Purpose of GMP Compliant Radiopharmaceutical Dispensing Isolators
Radiopharmaceutical dispensing isolators have various applications: radiolabelling, QC of radiopharmaceuticals. Their design must be GMP compliant. Isolators allow the integration of equipment necessary for the distribution of radiopharmaceuticals and other processes requiring aseptic handling.
Radiopharmaceuticals are composed of a molecule and a radionuclide that serve as a carrier, with a high binding capacity to a specific function or tissue of a human organ.
The isolators also incorporate the following equipment:
- Distribution chamber, equipped with laminar flow and conforming to A Class (EEC-cGMP);
- Material introduction chamber, equipped with handling gloves and compliant with A Class (EEC-cGMP);
- Waste compartment, equipped with a door and complying with B Class (EEC-cGMP);
Some options, such as temperature and humidity monitoring, can be integrated into the isolators, as required.
In the distribution of radiopharmaceuticals, isolators must offer flexibility in the retrieval and management of the products. They should also facilitate access to the product in the event of a malfunction or emergency to ensure recovery, while preserving operator exposure.
Radiopharmaceuticals are radioactive isotopes bound to biological molecules, with the ability to target certain tissues, organs or cells in the human body. Increasingly used to treat certain diseases, these radioactive substances are used for diagnostic purposes.
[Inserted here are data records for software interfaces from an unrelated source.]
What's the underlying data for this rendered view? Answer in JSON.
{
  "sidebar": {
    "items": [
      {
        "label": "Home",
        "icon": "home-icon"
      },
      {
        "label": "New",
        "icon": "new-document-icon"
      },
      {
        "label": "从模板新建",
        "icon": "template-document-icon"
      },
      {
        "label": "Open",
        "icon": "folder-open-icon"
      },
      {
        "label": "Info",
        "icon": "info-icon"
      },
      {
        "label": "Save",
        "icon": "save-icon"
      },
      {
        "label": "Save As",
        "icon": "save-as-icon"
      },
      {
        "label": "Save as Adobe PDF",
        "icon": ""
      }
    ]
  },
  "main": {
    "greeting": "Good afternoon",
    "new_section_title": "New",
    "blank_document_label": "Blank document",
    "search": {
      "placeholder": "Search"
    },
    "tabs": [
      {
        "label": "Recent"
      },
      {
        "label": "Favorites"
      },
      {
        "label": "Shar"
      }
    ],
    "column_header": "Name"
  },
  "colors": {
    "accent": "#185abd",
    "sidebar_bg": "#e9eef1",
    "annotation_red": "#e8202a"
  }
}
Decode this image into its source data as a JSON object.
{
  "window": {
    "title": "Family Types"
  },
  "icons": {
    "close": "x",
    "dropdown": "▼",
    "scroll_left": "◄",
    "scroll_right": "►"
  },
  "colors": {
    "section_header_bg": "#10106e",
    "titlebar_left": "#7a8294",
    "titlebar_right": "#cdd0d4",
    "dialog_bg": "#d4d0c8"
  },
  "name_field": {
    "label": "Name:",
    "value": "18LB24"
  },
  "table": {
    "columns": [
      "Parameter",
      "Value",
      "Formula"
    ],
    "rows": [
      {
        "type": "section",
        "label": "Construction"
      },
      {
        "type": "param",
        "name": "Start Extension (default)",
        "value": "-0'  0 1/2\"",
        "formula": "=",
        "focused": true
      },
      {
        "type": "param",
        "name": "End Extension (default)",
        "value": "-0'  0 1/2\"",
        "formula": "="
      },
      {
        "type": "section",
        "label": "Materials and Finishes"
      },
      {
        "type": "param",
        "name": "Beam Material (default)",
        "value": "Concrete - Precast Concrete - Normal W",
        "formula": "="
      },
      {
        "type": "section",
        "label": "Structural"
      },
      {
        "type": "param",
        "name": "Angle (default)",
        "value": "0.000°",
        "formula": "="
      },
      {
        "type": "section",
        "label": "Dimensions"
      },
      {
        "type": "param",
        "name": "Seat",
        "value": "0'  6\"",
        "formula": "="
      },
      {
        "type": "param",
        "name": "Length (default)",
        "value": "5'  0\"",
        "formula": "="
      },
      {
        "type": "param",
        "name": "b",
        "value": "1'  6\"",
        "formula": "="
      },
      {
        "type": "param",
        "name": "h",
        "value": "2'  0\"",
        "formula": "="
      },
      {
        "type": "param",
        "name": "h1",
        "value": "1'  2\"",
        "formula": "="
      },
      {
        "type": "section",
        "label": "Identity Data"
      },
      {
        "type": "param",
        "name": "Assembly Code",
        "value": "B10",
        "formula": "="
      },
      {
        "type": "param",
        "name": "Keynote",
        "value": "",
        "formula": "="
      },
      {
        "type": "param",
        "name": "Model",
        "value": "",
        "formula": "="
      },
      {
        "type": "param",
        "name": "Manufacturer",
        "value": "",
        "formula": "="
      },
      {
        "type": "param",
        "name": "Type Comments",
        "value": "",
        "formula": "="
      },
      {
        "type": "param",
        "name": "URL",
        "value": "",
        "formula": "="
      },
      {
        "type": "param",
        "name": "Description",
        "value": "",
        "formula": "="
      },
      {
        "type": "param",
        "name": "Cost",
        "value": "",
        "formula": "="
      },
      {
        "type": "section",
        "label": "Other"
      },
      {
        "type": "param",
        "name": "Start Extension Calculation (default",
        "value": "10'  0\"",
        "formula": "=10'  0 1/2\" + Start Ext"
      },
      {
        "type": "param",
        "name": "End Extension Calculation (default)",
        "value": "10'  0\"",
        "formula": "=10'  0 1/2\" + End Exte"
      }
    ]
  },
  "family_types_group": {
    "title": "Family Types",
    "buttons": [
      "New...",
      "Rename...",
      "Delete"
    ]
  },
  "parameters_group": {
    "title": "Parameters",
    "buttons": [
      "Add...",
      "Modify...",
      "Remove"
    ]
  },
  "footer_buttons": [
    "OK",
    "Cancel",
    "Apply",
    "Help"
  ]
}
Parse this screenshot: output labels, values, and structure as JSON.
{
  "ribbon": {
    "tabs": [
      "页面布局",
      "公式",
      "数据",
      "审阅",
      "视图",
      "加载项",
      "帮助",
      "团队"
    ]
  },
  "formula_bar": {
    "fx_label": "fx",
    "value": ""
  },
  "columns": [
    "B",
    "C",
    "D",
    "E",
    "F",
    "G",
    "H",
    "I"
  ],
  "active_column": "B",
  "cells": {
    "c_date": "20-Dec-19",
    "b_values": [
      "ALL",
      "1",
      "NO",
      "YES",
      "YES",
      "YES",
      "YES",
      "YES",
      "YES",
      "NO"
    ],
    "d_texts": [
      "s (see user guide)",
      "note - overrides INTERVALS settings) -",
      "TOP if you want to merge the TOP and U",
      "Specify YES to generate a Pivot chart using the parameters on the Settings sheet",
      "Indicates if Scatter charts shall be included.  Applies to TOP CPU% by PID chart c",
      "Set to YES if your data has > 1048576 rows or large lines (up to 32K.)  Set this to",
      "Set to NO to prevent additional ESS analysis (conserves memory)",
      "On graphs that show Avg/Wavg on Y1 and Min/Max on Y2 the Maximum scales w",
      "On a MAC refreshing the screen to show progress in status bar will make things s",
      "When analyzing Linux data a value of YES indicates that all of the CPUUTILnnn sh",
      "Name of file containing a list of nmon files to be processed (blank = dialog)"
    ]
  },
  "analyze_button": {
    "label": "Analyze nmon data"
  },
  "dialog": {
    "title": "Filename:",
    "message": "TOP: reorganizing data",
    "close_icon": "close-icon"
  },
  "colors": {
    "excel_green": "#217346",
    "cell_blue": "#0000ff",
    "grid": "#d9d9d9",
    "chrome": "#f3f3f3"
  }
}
The handling and distribution of these products must be done in an aseptic environment. The use of isolators is therefore essential to ensure the quality of the products and to protect the operators. To comply with GMP, radiopharmaceutical dispensing isolators must have
A shielded inlet for radioactive products;
- A humidity and temperature sensor;
- A particle counter sensor within the main chamber and the product introduction pre-chamber;
- A particle monitoring system;
- A working area consisting of a A class laminar flow chamber;
- An extraction system to ensure no back contamination;
- A B class pre-chamber with a decontamination system;
- Hygienic design of classified areas and work surface;
- A solid, insulated waste system with the capacity to absorb waste during the various stages of the process.
In the area of radiopharmaceuticals, isolators must ensure a solution that meets the need for flexibility during the distribution of GMP compliant radiopharmaceuticals. Areas that are potentially contaminated must also be accessible for cleaning.